© Springer Science+Business Media Dordrecht 2015Deborah Mascalzoni (ed.)Ethics, Law and Governance of BiobankingThe International Library of Ethics, Law and Technology1410.1007/978-94-017-9573-9_7
The New General Data Protection Regulation—Where Are We Are and Where Might We Be Heading?
Uppsala University, Uppsala, Sweden
The current EU Directive on Data Protection,1 has been described as the most far reaching Data Protection regime in the world (Svantesson 2013). Still, the ongoing work within the EU to enact a new General Data Protection Regulation seems to be heading towards an even stricter regime.2 Medical researchers in biobanking and epidemiology have had quite a fright on behalf of the proposal, especially the amendments suggested by rapporteur Albrecht of the European Parliament’s LIBE Committee in December 2012,3 that to a large extent were accepted by the Committee in a October 20134 and the European Parliament in its first reading of the proposal in March 2014.5 In this short overview, the status of the legislative procedures will be addressed, a comment on the consequences of changing the legal form from a directive to a regulation, as well as a brief description of the content of the General Data Protection Regulation relevant to research on health data.
2 The Legislative Process as It Stands in the Spring 2014
The legislative procedure for enacting the General Data Protection Regulation is the ordinary legislative procedure in Article 289.1 and 294 Treaty of the Functioning of the European Union, TFEU. It is a co-decision procedure where the European Parliament and the Council decide jointly on the adoption of a legal act, upon the initiative of the Commission.6 If the European Parliament and the Council agrees on the same text at the first reading, the proposed act is enacted. In other case, the procedure continues with a second and possibly even a third reading, before which a conciliation committee is convened with members from the Council and the Parliament. The Commission continues to be involved throughout the procedure. First, the any amendments made by the Parliament or the Council must be accepted by the Commission, otherwise the Council can only enact the proposal unanimously, whereas otherwise a qualified majority is sufficient (Article 293.1 TFEU). Secondly, as long as the Council has not acted, the Commission may amend or even withdraw its proposal itself at any stage, if the developments are not in accordance with the interests of the Commission (Article 293.2 TFEU).

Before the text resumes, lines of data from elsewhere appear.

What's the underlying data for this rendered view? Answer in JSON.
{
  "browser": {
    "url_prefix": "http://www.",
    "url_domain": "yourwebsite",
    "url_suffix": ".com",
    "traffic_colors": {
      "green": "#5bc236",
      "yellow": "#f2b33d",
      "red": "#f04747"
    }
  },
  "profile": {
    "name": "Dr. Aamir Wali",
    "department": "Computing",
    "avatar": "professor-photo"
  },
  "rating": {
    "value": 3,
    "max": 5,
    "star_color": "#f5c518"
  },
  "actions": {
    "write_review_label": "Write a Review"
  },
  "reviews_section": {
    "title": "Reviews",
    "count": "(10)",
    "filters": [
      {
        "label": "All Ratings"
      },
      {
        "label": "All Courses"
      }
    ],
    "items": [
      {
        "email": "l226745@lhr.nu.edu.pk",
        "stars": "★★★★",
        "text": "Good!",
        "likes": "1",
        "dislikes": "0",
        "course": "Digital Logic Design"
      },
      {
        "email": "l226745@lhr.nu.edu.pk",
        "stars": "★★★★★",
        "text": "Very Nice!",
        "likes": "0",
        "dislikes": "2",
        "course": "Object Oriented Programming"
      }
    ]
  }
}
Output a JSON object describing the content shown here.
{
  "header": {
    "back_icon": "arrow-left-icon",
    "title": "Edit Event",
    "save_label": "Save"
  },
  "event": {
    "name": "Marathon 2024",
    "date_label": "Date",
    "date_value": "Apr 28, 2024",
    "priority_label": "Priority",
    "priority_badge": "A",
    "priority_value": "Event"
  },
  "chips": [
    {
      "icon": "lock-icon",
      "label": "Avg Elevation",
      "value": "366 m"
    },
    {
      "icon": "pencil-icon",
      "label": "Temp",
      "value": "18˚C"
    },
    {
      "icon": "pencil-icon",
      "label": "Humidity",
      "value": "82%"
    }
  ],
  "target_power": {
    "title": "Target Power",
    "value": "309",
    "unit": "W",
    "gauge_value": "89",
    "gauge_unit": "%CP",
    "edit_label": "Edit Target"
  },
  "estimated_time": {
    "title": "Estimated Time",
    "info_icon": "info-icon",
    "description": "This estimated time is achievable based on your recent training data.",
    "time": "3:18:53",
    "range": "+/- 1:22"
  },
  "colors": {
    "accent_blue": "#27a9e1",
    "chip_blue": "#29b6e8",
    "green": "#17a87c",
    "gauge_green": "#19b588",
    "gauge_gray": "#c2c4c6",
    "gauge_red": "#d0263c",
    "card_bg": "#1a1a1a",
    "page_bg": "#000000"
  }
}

The process of enacting the General Data Protection Regulation coincides with the elections to the European Parliament in May 2014, and with the appointment of a new Commission later in the same year. This means that there now is a new European Parliament, which will not necessarily find itself bound by the views of the previous parliament. The position of the European Parliament taken on March 12, 2014, in the first reading, might thus be reassessed in later readings. However, the new Parliament can also decide not to start from scratch, but build on the work already done. The next step in the procedures at this point is the first reading of the Council, expected to be held in the summer of 2014. If the Council does not accept the amendments of the Parliament, negotiations between the Parliament and the Council can start. As mentioned above, the procedures can continue into a second and even a third reading. The ambition of the EU legislators is still said to be to adopt the text before the end of the year 2014,7 but there are no guarantees that this timetable can be upheld. Further, according to the original proposal, the regulation shall apply from two years after it has entered into force (Article 90), allowing the Member States some time to make necessary adjustments to national law.
3 Change of Form: From Directive to Regulation
One of the more notable changes from the current situation is the fact that the proposed piece of legislation takes the form of a regulation and not as today, a directive. A regulation is a coherent form of legislation, which is binding in its entirety and directly applicable in all Member States. Directives are, on the other hand, merely binding as to the result to be achieved, but leaves to the Member States the choice of form and methods (Article 288 TFEU). A directive is thus a legislative form carried out in two steps, one European and one national, normally allowing some room for the Member States to adjust the legislation to national conditions, in form and to larger or lesser extent, in regards to content of the legislative act.